with an organic mate-
rial that makes it compatible for use in humans. This organic coating
material must then be stripped away from the microscopic metal core
wire to enable connection to the guidewire’s distal end.
The new laser process consistently and precisely strips away
the organic material coating from the component’s metal core
wire, which enables subsequent assembly operations performed
to the unit in downstream processes. Far less operator-depen-
dent than the method it replaces, the new process takes only seconds to complete, whereas the previous process took about 8 min.
Throughput rose by 250 percent, with an additional increase in yield.
In electronics, the higher volume of parts dictate automated
removal techniques; however, the basic premise is that the same—
either chemical, mechanical, or a combination of both—can be
used. As wire diameters decrease, there is less control of insulation removal of these processes, with potential issues of damaging the conductor and wire deformation.
Picking the right laser
A number of different lasers can be used for wire stripping, depend-
ing upon the particular wire diameter, insulation material (polyim-
ide, Pebax, polyethylene terephthalate [PE T], nylon, fluoropolymers,
The sealed CO2 laser should always be considered first. With a
wavelength of 10,604nm, the CO2 laser is readily absorbed by every
polymer so it will work to a certain degree, regardless of what insu-
lation material is used. Also, the CO2 laser is not readily absorbed
by metals, so when
all the insulation is
removed and the
laser impinges on
the exposed wire, it
has little effect for a
relatively long time.
This allows the com-
pletion of the pro-
cess to the required
tolerances on the
and provides a large
processing window. In addition, the CO2 laser is the most cost-ef-
fective in terms of dollars-per-watt power. FIGURE 2 shows a poly-
imide wire that has been stripped using a CO2 laser.
The removal of the material is done more by thermal degrada-
tion, so heat input can be an issue if the wire diameter is small. This
may result in wire distortion and potential cutting or the insulation
can be overheated, causing discoloration and burr formation. (A
burr develops when the material bulges or is raised, and can significantly increase the overall wire outer diameter.)
If a CO2 laser cannot be used for reasons of heat input control, the nanosecond laser should be considered next, specifi-
cally those with 532 and 355nm wavelengths.
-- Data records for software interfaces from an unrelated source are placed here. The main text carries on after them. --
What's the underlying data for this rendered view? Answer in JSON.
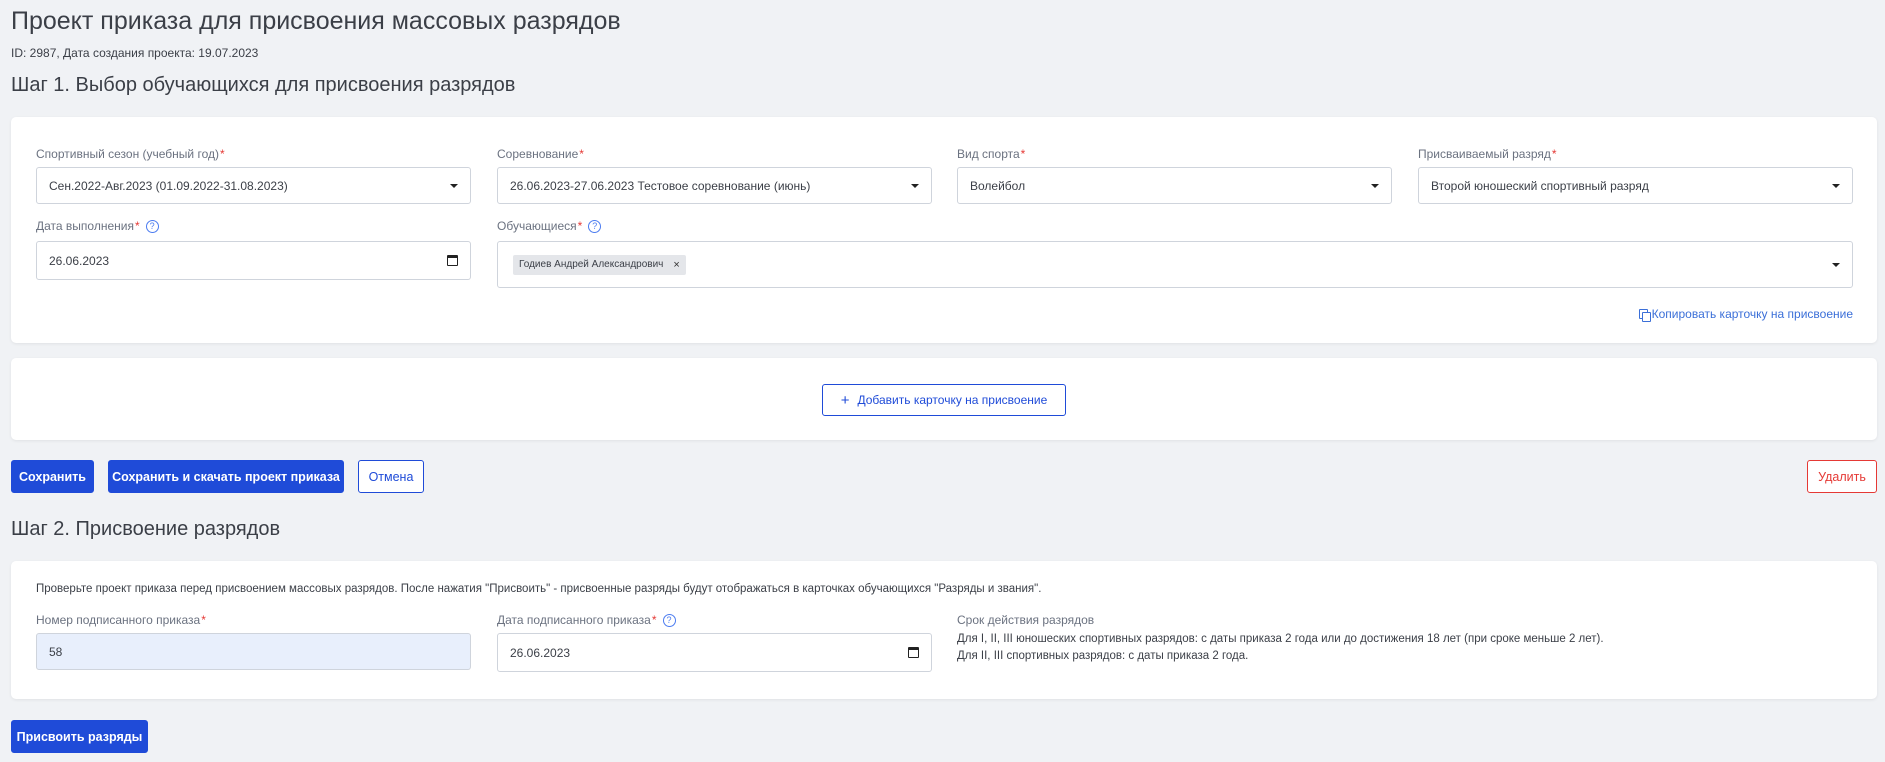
{
  "header": {
    "title": "Проект приказа для присвоения массовых разрядов",
    "meta": "ID: 2987, Дата создания проекта: 19.07.2023"
  },
  "step1": {
    "title": "Шаг 1. Выбор обучающихся для присвоения разрядов",
    "season": {
      "label": "Спортивный сезон (учебный год)",
      "value": "Сен.2022-Авг.2023 (01.09.2022-31.08.2023)"
    },
    "competition": {
      "label": "Соревнование",
      "value": "26.06.2023-27.06.2023 Тестовое соревнование (июнь)"
    },
    "sport": {
      "label": "Вид спорта",
      "value": "Волейбол"
    },
    "rank": {
      "label": "Присваиваемый разряд",
      "value": "Второй юношеский спортивный разряд"
    },
    "date": {
      "label": "Дата выполнения",
      "value": "26.06.2023"
    },
    "students": {
      "label": "Обучающиеся",
      "chips": [
        "Годиев Андрей Александрович"
      ]
    },
    "copy_link": "Копировать карточку на присвоение",
    "add_card": "Добавить карточку на присвоение",
    "required_mark": "*",
    "help_mark": "?"
  },
  "actions": {
    "save": "Сохранить",
    "save_download": "Сохранить и скачать проект приказа",
    "cancel": "Отмена",
    "delete": "Удалить"
  },
  "step2": {
    "title": "Шаг 2. Присвоение разрядов",
    "notice": "Проверьте проект приказа перед присвоением массовых разрядов. После нажатия \"Присвоить\" - присвоенные разряды будут отображаться в карточках обучающихся \"Разряды и звания\".",
    "order_number": {
      "label": "Номер подписанного приказа",
      "value": "58"
    },
    "order_date": {
      "label": "Дата подписанного приказа",
      "value": "26.06.2023"
    },
    "validity": {
      "title": "Срок действия разрядов",
      "line1": "Для I, II, III юношеских спортивных разрядов: с даты приказа 2 года или до достижения 18 лет (при сроке меньше 2 лет).",
      "line2": "Для II, III спортивных разрядов: с даты приказа 2 года."
    },
    "assign_button": "Присвоить разряды"
  }
}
Nanosecond lasers
produce pulses of around 20ns, removing wire insulation mate-
rial with much less thermal interaction than that of the CO2 laser.
It can be used on smaller-diameter wires, or where the removal
edge must be well-defined with little or no burr. FIGURE 3 shows a
wire that has been stripped using a nanosecond laser with a wavelength of 355 nm.
The choice between 532 or 355nm is typically made based upon
the insulation material, with the 355nm being better absorbed by
more polymers. If the CO2 laser is likened to a large oxyacety-
lene blow torch, the nanosecond later would be analogous to a
smaller, more delicate torch that might be used for finishing off a
Note that the popular fiber laser operating at 1070nm is not well
absorbed by most of the typical wire insulation materials, and so
it is rarely used or considered.
FIGURE 2. Polyimide wire insulation
stripped by a CO2 laser.
FIGURE 3. Small-gage wire stripped by a
355nm UV laser.
TABLE. Selecting the right laser for wire stripping
LASER TYPE PROCESS ATTRIBUTES
Sealed CO2 Absorbed well by all polymers
Absorbed poorly by metals
Highly thermal removal process is suited to larger
532nm and 355nm
Absorbed well by most, but not all, polymers
Short pulses enable high control of removal
Ablation material removal minimizes heat input
Best quality removal and edge defnition
Cold processing with no heat input
Can potentially remove individual layers of